The 13-year-old boy shot and killed by an Ohio cop was carrying a BB gun that looked “practically identical” to a police weapon, authorities said Thursday.
Tyre King was fatally shot when police in Columbus responded Wednesday night to a call about an armed robbery.
Columbus Police Chief Kim Jacobs displayed a photo at a press conference Thursday of what she said was a “replica” of the BB gun held by Tyre, which had a laser scope on it.
“Our officers carry a gun that looks practically identical to this weapon,” she said. “As you can see, it looks like a firearm that could kill you.”
Jacobs said officers were responding to a call about armed robbery — a group was sticking people up for money on the street, and one of them was armed, witnesses told cops.
The black 13-year-old was shot multiple times by Columbus police officer Bryan Mason, who is white. Mason, a nine-year veteran of the department, opened fire when Tyre pulled what appeared to be a weapon from his waistband, police said.
Only later did investigators realize it was a BB gun, police said.
The shooting sparked instant comparisons to the November 2014 death of Tamir Rice. The nearby Cleveland Police Department was sharply criticized after 12-year-old Tamir was fatally shot by one of its rookie cops. Rice was playing with a toy gun nearby a gazebo when he was killed.
But Chief Jacobs said it was too early to compare Tyre’s shooting to Tamir’s — even though both were young black men with toy guns shot by white police officers.
“We don’t have enough facts to know anything how this relates to any other shooting, including Tamir Rice’s,” Jacobs said. “That’s why we do an investigation.”
Officers responding to the 7:42 p.m. call Wednesday for armed robbery spoke to a witness who said some young men were demanding money on the street, police said.
Cops then spotted Tyre and two other young men a few blocks away and realized they matched the suspect descriptions.
When officers approached the trio and tried to talk to them, Tyre and another young man bolted into a nearby alley, police said.
As cops chased them down, the 13-year-old pulled out what officers thought was a firearm, police said.
“Officers followed the males to the alley … and attempted to take them into custody when one suspect pulled a gun from his waistband,” the Columbus police department said.
“One officer shot and struck the suspect multiple times.”
But the law firm of Walton & Brown, retained by Tyre’s family, said some witnesses have come forward with stories that contradict the police narrative.
“The best thing that the city of Columbus could do to ease the minds and fears of its citizens is to step aside and let an independent party investigate the matter,” attorney Chandra Brown said.
She added that Tyre was a typical 13-year-old who liked football, soccer and other sports.
Her partner Sean Walton cautioned against a “rush to judgment,” noting police had yet to show evidence of their claims.
“We do not know what (Tyre) did or did not do. There are allegations that have been made regarding his actions, and those allegations cannot be taken as factual until a thorough, unbiased investigation has taken place,” Walton said.
“Until we have answers we must continue to call for transparency and accountability not only in all police-involved killings, but especially in the case of this 13-year-old boy,” he said.
Chief Jacobs said Officer Mason was on administrative leave during the investigation, per department protocol.
One of the young men with Tyre was identified by the Columbus-Dispatch as 19-year-old Demetrius Braxton.
Braxton said the group was looking to grab some cash.
“We robbed somebody, the people I was with,” Braxton told the newspaper.
When police started chasing them, Tyre and Braxton ran, he said.
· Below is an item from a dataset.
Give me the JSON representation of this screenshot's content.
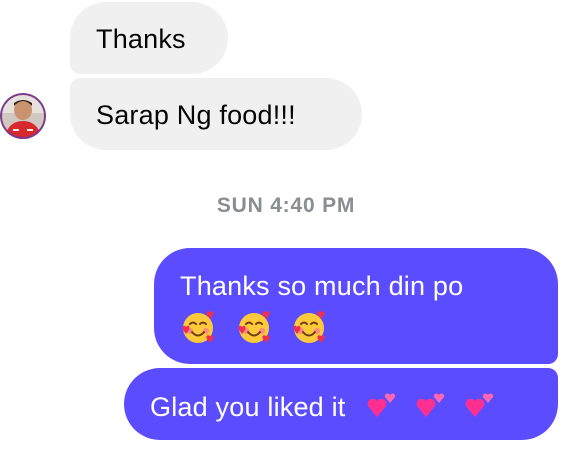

But when cops yelled to get down, they did.
“We got down but my friend (King) got up and ran. He started to run. When he ran, the cops shot him,” Braxton said, according to the newspaper.
He said Tyre was hit four or five times.
“I didn’t think a cop would shoot. Why didn’t they tase him?” Braxton said.
Detectives are searching for surveillance footage of the shooting. Jacobs also urged anyone who might have captured cellphone video to come forward and show it to police.
Mayor Andrew Ginther, speaking at the press conference, said the community should be shocked and outraged by the 13-year-old’s death.
“Why is it that a 13-year-old would have nearly an exact replica of a police firearm on him in our neighborhoods? An eighth grader who was involved in very, very dangerous conduct,” said Ginther, a Democrat.
He added that none of the responding officers were wearing body cameras. The department expected to fully implement cameras by the end of the year, according to reports. But only about 30 Columbus officers have the technology now, the mayor said.
In an emotional moment, Ginther called on the community to help end the nation’s epidemic of gun violence — citing real and fake firearms as part of the problem.
“We in the community have to come to grips with the fact that such easy access to guns — whether they are firearms or replicas — means something is wrong with this country,” he said.
Tyre was rushed to a nearby children’s hospital after the shooting but could not be saved.
With News Wire Services
With Chris Sommerfeldt